• **WORK TASK**: Reproduce the entries in full and exactly. Pictures stay out.

• **EXTRACTED MATERIAL**:
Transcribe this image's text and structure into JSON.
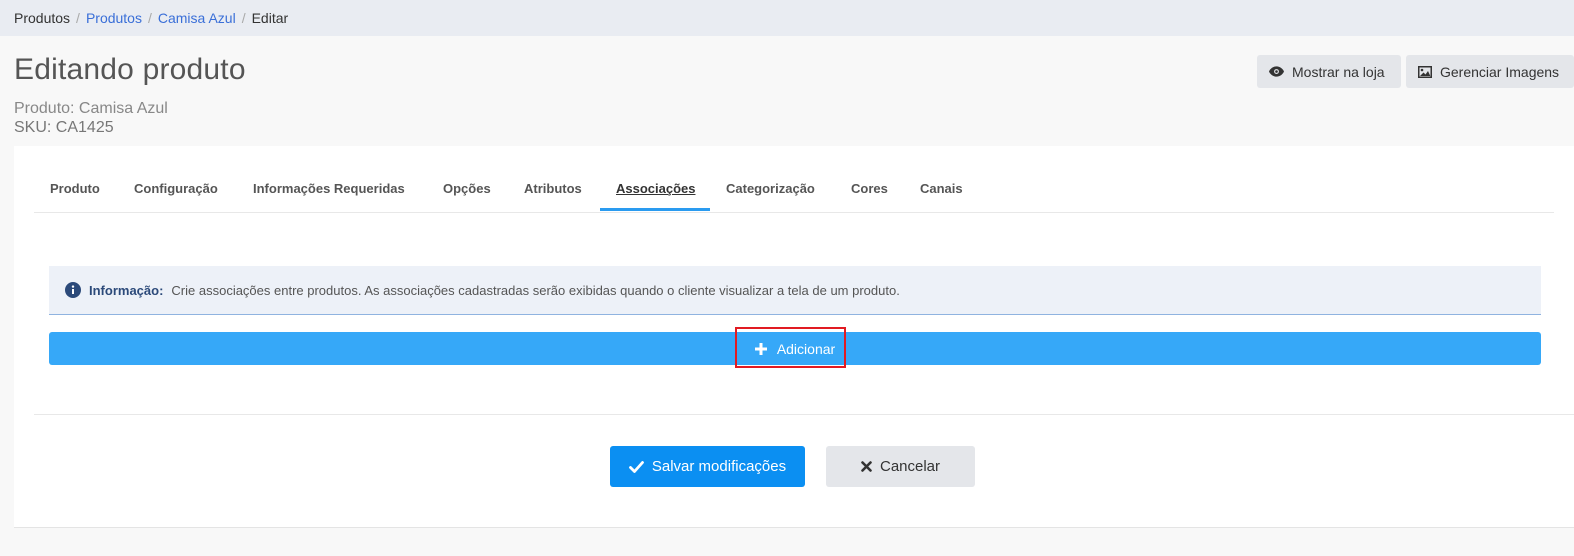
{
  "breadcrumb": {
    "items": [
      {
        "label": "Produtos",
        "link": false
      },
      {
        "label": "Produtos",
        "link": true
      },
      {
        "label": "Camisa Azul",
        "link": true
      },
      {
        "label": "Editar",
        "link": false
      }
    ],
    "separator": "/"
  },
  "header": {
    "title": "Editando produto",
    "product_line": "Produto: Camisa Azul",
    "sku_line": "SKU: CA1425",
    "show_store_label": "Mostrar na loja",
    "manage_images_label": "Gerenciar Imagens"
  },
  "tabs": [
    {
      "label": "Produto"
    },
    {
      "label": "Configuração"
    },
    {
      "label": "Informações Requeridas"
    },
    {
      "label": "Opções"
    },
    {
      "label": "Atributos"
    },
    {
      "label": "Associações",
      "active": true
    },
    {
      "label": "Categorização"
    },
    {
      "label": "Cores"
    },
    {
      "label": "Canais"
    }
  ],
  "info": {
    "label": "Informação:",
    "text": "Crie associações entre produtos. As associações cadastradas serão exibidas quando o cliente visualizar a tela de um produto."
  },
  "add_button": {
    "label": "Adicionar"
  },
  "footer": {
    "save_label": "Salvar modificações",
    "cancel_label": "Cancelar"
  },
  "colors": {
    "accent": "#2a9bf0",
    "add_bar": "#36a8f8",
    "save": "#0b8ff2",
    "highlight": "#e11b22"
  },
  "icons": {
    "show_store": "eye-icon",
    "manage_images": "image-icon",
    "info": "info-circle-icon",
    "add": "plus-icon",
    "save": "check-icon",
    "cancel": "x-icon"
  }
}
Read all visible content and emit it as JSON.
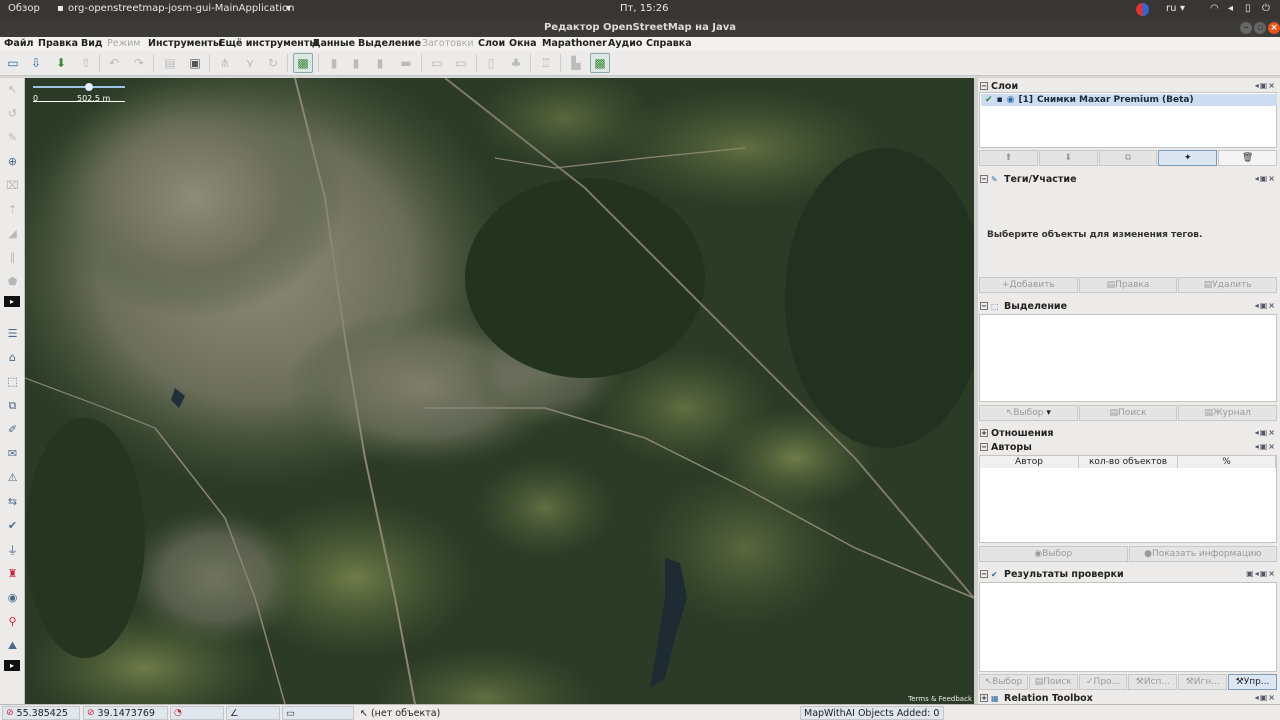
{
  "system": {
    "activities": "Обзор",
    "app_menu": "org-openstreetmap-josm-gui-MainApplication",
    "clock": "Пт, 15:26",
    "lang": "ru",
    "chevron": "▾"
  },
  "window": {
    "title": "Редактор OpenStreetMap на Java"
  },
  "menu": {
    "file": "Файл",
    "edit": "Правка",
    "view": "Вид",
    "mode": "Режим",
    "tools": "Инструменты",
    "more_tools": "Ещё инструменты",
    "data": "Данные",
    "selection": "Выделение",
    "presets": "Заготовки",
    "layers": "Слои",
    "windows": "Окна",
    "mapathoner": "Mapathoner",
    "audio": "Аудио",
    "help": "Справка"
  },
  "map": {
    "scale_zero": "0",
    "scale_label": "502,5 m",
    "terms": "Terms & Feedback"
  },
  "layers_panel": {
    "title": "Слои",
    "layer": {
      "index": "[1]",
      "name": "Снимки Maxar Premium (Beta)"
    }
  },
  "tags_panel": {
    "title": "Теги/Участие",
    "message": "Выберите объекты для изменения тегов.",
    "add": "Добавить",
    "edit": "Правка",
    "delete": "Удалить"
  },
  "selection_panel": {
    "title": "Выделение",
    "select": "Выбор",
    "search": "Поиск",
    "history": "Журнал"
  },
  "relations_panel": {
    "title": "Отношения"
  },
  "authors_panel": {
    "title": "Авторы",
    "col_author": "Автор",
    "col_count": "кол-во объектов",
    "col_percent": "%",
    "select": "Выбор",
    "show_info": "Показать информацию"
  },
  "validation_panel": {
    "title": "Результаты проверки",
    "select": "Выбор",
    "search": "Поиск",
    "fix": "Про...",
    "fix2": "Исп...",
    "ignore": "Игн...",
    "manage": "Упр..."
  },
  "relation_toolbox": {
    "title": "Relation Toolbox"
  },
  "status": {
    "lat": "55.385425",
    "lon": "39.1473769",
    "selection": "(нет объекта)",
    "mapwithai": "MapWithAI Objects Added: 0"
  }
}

• **SOLUTION TO THE PROBLEM**:
Transcribe this image's text and structure into JSON.
{
  "breadcrumb": {
    "items": [
      {
        "label": "Produtos",
        "link": false
      },
      {
        "label": "Produtos",
        "link": true
      },
      {
        "label": "Camisa Azul",
        "link": true
      },
      {
        "label": "Editar",
        "link": false
      }
    ],
    "separator": "/"
  },
  "header": {
    "title": "Editando produto",
    "product_line": "Produto: Camisa Azul",
    "sku_line": "SKU: CA1425",
    "show_store_label": "Mostrar na loja",
    "manage_images_label": "Gerenciar Imagens"
  },
  "tabs": [
    {
      "label": "Produto"
    },
    {
      "label": "Configuração"
    },
    {
      "label": "Informações Requeridas"
    },
    {
      "label": "Opções"
    },
    {
      "label": "Atributos"
    },
    {
      "label": "Associações",
      "active": true
    },
    {
      "label": "Categorização"
    },
    {
      "label": "Cores"
    },
    {
      "label": "Canais"
    }
  ],
  "info": {
    "label": "Informação:",
    "text": "Crie associações entre produtos. As associações cadastradas serão exibidas quando o cliente visualizar a tela de um produto."
  },
  "add_button": {
    "label": "Adicionar"
  },
  "footer": {
    "save_label": "Salvar modificações",
    "cancel_label": "Cancelar"
  },
  "colors": {
    "accent": "#2a9bf0",
    "add_bar": "#36a8f8",
    "save": "#0b8ff2",
    "highlight": "#e11b22"
  },
  "icons": {
    "show_store": "eye-icon",
    "manage_images": "image-icon",
    "info": "info-circle-icon",
    "add": "plus-icon",
    "save": "check-icon",
    "cancel": "x-icon"
  }
}
Read all visible content and emit it as JSON.
{
  "system": {
    "activities": "Обзор",
    "app_menu": "org-openstreetmap-josm-gui-MainApplication",
    "clock": "Пт, 15:26",
    "lang": "ru",
    "chevron": "▾"
  },
  "window": {
    "title": "Редактор OpenStreetMap на Java"
  },
  "menu": {
    "file": "Файл",
    "edit": "Правка",
    "view": "Вид",
    "mode": "Режим",
    "tools": "Инструменты",
    "more_tools": "Ещё инструменты",
    "data": "Данные",
    "selection": "Выделение",
    "presets": "Заготовки",
    "layers": "Слои",
    "windows": "Окна",
    "mapathoner": "Mapathoner",
    "audio": "Аудио",
    "help": "Справка"
  },
  "map": {
    "scale_zero": "0",
    "scale_label": "502,5 m",
    "terms": "Terms & Feedback"
  },
  "layers_panel": {
    "title": "Слои",
    "layer": {
      "index": "[1]",
      "name": "Снимки Maxar Premium (Beta)"
    }
  },
  "tags_panel": {
    "title": "Теги/Участие",
    "message": "Выберите объекты для изменения тегов.",
    "add": "Добавить",
    "edit": "Правка",
    "delete": "Удалить"
  },
  "selection_panel": {
    "title": "Выделение",
    "select": "Выбор",
    "search": "Поиск",
    "history": "Журнал"
  },
  "relations_panel": {
    "title": "Отношения"
  },
  "authors_panel": {
    "title": "Авторы",
    "col_author": "Автор",
    "col_count": "кол-во объектов",
    "col_percent": "%",
    "select": "Выбор",
    "show_info": "Показать информацию"
  },
  "validation_panel": {
    "title": "Результаты проверки",
    "select": "Выбор",
    "search": "Поиск",
    "fix": "Про...",
    "fix2": "Исп...",
    "ignore": "Игн...",
    "manage": "Упр..."
  },
  "relation_toolbox": {
    "title": "Relation Toolbox"
  },
  "status": {
    "lat": "55.385425",
    "lon": "39.1473769",
    "selection": "(нет объекта)",
    "mapwithai": "MapWithAI Objects Added: 0"
  }
}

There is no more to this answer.